Krush at Berbati's Pan
become our own DJs
mingle is mangled for DJ Krush down at Berbati's Pan. Frat boys
and dreadlocks. Hip young Japanese kids taking Andy Warhol's awkward
cool to a whole new level. B-girls and art geeks. Spinners.
Pan: A good place for appreciators of the simple wiles of
Now that Phish has ended, the spinners have dispersed,
and DJ culture is a good place for them to land. To wit: the grooves
never stop. It's also a good place for other appreciators of the
simple wiles of music rhythmic wiles not suffering the
warbles of Garcia and Weir.
However, the vast majority of this night's admirers
at the longstanding Portland hotspot hardly dance at all, content
to simply nod their heads to the beats while clutching drinks
Not that I'm freakin', just noddin' and clutchin'
realizing that the whole notion of DJing hinges on disconnecting
the left side of the brain. Don't analyze tons of reverb, just
close your eyes and go. But, like meditation or any other transcendental
experience (and the left-brain is often in need of being transcended),
once you realize you've done it, you come crashing back to Earth.
On the Earth of the past, radio DJs used to play
what they wanted, spinning what they liked and creating a feeling.
Then payola and Clear Channel put an iron grip on things. Now
the playlist of songs on radio stations I surf numbers in the
low hundreds, while my MP3s (should I ever get off my ass and
encode all my vinyl and CDs) number in the thousands. Since radio
DJs aren't real anymore, we've become our own DJs.
Moreover, people will steal every MP3 they want
and then pay to see a DJ mix live what they used to hear on the
radio for free. The celebrity DJ (such as Krush a man who
crosses all boundaries) inhabits a unique role, actually, as deconstructor
of the high-school geek's mix-tape, with skills. He blends bits
from here, beats from there and discrete scratching with an unerring
ear, emulating the deeply considered flow of an old mix tape.
Krush openers Alter Echo and ERS1 look like a couple
northern California mountain boys, if you catch my drift. They

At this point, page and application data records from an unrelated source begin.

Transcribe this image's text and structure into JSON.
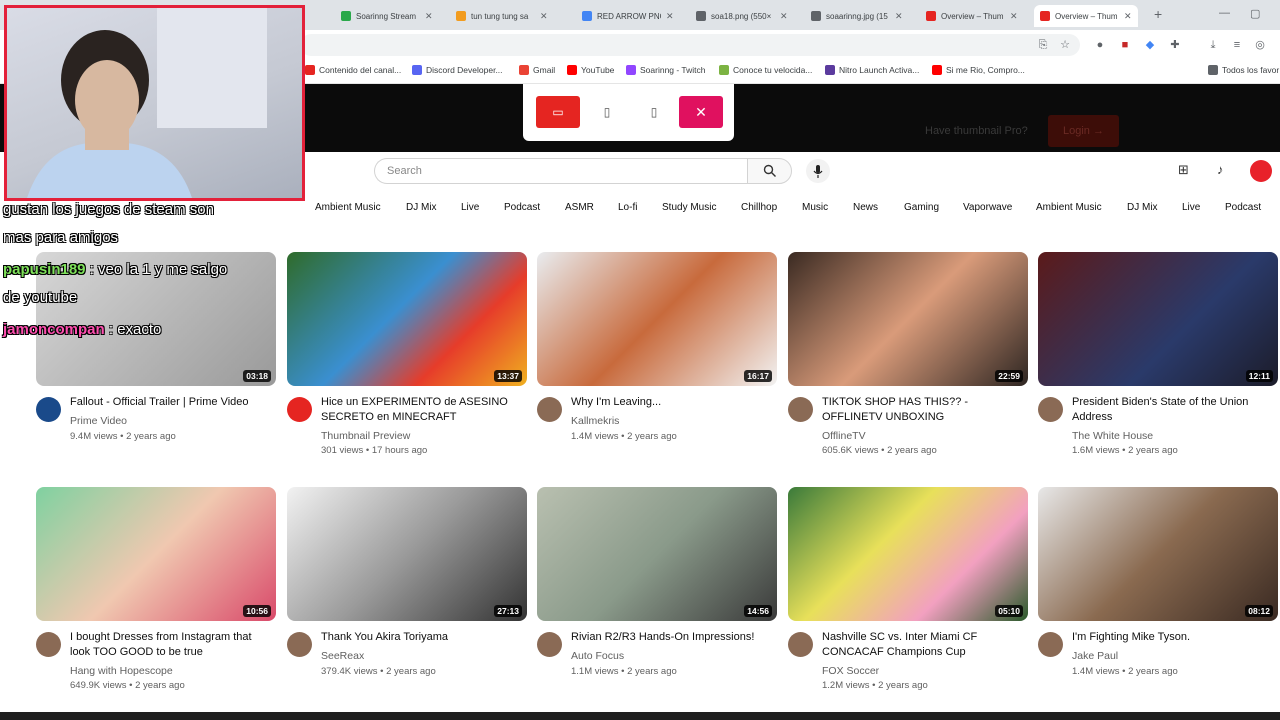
{
  "tabs": [
    {
      "title": "Soarinng Stream",
      "color": "#2aa84a"
    },
    {
      "title": "tun tung tung sa",
      "color": "#f29c1f"
    },
    {
      "title": "RED ARROW PNG",
      "color": "#4285f4"
    },
    {
      "title": "soa18.png (550×",
      "color": "#5f6368"
    },
    {
      "title": "soaarinng.jpg (15",
      "color": "#5f6368"
    },
    {
      "title": "Overview – Thum",
      "color": "#e52521"
    },
    {
      "title": "Overview – Thum",
      "color": "#e52521"
    }
  ],
  "bookmarks": [
    {
      "label": "Contenido del canal...",
      "color": "#e52521"
    },
    {
      "label": "Discord Developer...",
      "color": "#5865f2"
    },
    {
      "label": "Gmail",
      "color": "#ea4335"
    },
    {
      "label": "YouTube",
      "color": "#ff0000"
    },
    {
      "label": "Soarinng - Twitch",
      "color": "#9146ff"
    },
    {
      "label": "Conoce tu velocida...",
      "color": "#7cb342"
    },
    {
      "label": "Nitro Launch Activa...",
      "color": "#5b3b9e"
    },
    {
      "label": "Si me Rio, Compro...",
      "color": "#ff0000"
    },
    {
      "label": "Todos los favor",
      "color": "#5f6368"
    }
  ],
  "header": {
    "pro_text": "Have thumbnail Pro?",
    "login_label": "Login →"
  },
  "search": {
    "placeholder": "Search"
  },
  "chips": [
    "Ambient Music",
    "DJ Mix",
    "Live",
    "Podcast",
    "ASMR",
    "Lo-fi",
    "Study Music",
    "Chillhop",
    "Music",
    "News",
    "Gaming",
    "Vaporwave",
    "Ambient Music",
    "DJ Mix",
    "Live",
    "Podcast"
  ],
  "videos": [
    {
      "title": "Fallout - Official Trailer | Prime Video",
      "channel": "Prime Video",
      "meta": "9.4M views • 2 years ago",
      "duration": "03:18",
      "bg": "linear-gradient(135deg,#d7d7d7,#9a9a9a)",
      "avatar": "#1a4a8a"
    },
    {
      "title": "Hice un EXPERIMENTO de ASESINO SECRETO en MINECRAFT",
      "channel": "Thumbnail Preview",
      "meta": "301 views • 17 hours ago",
      "duration": "13:37",
      "bg": "linear-gradient(135deg,#2f6b2a,#3a8fd0 45%,#e63c2a 70%,#f0b020)",
      "avatar": "#e52521"
    },
    {
      "title": "Why I'm Leaving...",
      "channel": "Kallmekris",
      "meta": "1.4M views • 2 years ago",
      "duration": "16:17",
      "bg": "linear-gradient(135deg,#e9ecef,#c86a3c 50%,#f2f2f2)",
      "avatar": "#8a6a55"
    },
    {
      "title": "TIKTOK SHOP HAS THIS?? - OFFLINETV UNBOXING",
      "channel": "OfflineTV",
      "meta": "605.6K views • 2 years ago",
      "duration": "22:59",
      "bg": "linear-gradient(135deg,#3a2a22,#d99b7a 50%,#2e2622)",
      "avatar": "#8a6a55"
    },
    {
      "title": "President Biden's State of the Union Address",
      "channel": "The White House",
      "meta": "1.6M views • 2 years ago",
      "duration": "12:11",
      "bg": "linear-gradient(135deg,#5b1a1a,#2a3a6a 60%,#1c1c2a)",
      "avatar": "#8a6a55"
    },
    {
      "title": "I bought Dresses from Instagram that look TOO GOOD to be true",
      "channel": "Hang with Hopescope",
      "meta": "649.9K views • 2 years ago",
      "duration": "10:56",
      "bg": "linear-gradient(135deg,#7fd1a0,#f0c8b0 50%,#d94a6a)",
      "avatar": "#8a6a55"
    },
    {
      "title": "Thank You Akira Toriyama",
      "channel": "SeeReax",
      "meta": "379.4K views • 2 years ago",
      "duration": "27:13",
      "bg": "linear-gradient(135deg,#f2f2f2,#9a9a9a 50%,#333)",
      "avatar": "#8a6a55"
    },
    {
      "title": "Rivian R2/R3 Hands-On Impressions!",
      "channel": "Auto Focus",
      "meta": "1.1M views • 2 years ago",
      "duration": "14:56",
      "bg": "linear-gradient(135deg,#b9c0b0,#8a9a8a 50%,#3a3a3a)",
      "avatar": "#8a6a55"
    },
    {
      "title": "Nashville SC vs. Inter Miami CF CONCACAF Champions Cup",
      "channel": "FOX Soccer",
      "meta": "1.2M views • 2 years ago",
      "duration": "05:10",
      "bg": "linear-gradient(135deg,#3a7a3a,#e8e05a 40%,#f2a0c0 70%,#2a5a2a)",
      "avatar": "#8a6a55"
    },
    {
      "title": "I'm Fighting Mike Tyson.",
      "channel": "Jake Paul",
      "meta": "1.4M views • 2 years ago",
      "duration": "08:12",
      "bg": "linear-gradient(135deg,#e8e8e8,#8a6a50 50%,#3a2a22)",
      "avatar": "#8a6a55"
    }
  ],
  "chat": [
    {
      "user": "",
      "text": "gustan los juegos de steam son",
      "color": "#ffffff"
    },
    {
      "user": "",
      "text": "mas para amigos",
      "color": "#ffffff"
    },
    {
      "user": "papusin189",
      "text": " : veo la 1 y me salgo",
      "color": "#7ee05a"
    },
    {
      "user": "",
      "text": "de youtube",
      "color": "#ffffff"
    },
    {
      "user": "jamoncompan",
      "text": " : exacto",
      "color": "#ff4fb0"
    }
  ]
}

calmly rock the beats. Nicely toasted 94 beats per minute. Seamless
flows from one deep groove to the next. Punk frat and geek-boy
monkey dance near the stage. Lovely, lovely.
But the advertised visuals, for all intents, are
sad, washed-out colored shapes vaguely changing in dim projection
on a sheet behind the band.
Who needs elaborate visuals when protecting a drink
celebrity DJ: Krush is a man who crosses all borders.
Over on the other side of the room, nothing's changed.
People getting their freak on, people working out the trapezius
and the Rolling Rock muscle. But it's kind of weird; as the first
pair minutes ago halted their turntables, piped-in, between-sets
grooves fit the shoes perfectly, and no one really notices the
At a live DJ show even the live DJ is expendable.
The left brain recedes again, rendering who or what is DJing to
The kick-drum reigns supreme.
DJ Krush tentatively walks out, perhaps displaying
some Japanese reserve. He's dapper in fedora and brown polo shirt.
A slight glance at the audience and it's right to work; pumping
a free-jazz-horn-flight full of ether. Kettle-drum beats grip
the feets, locking the spiritual to the earth. That's the way
we might describe it through the "mystical Orient filter."
Or we might say he tweaks the hard rock.
Krush's minimalist audio sculptures can't help but
move the butt, Zen calm or no. For Krush, it seems reverb is king;
that's what moves the spine. After a while it moves the spine
to the other, oft-overlooked little bar in the back of Berbati's.
Always tip your server well.
DJ Krush fans (and those who've seen Scratch) know
Krush has real skills. But, for the most part, who can see them?
Who can even hear them? Once in a while the visible top part of
his hand starts moving in a funny way, but most of the time other
manipulations uninteresting to watch generate aural
Krush hunches over his turntables, half a set of
earphones cradled under his ear, or he stands shuffling through
a small case of records. Now and again he looks up, either sternly
surveying the audience or, with a shy, slightly self-satisfied
grin, seemingly seeking our approval.
for a DJ: Just close your eyes and go.
Quitting time finally rolls around for those not
willing to keep raving 'til 5 a.m. Krush flashes one last grin.
Immediately, fans start chanting "Krush
Krush" to coax an encore. It's a scary chant at face value
and the notion of an encore for a DJ strikes me as suspect. With
a quick assessment of ill-advised discretion I dash for the door,
reasoning that if Krush actually does an encore, my body won't
Wrong again, I learn later, as Krush apparently
provided a brief, triumphant ultimate mix of John Lennon and free
Hey, what are you gonna do?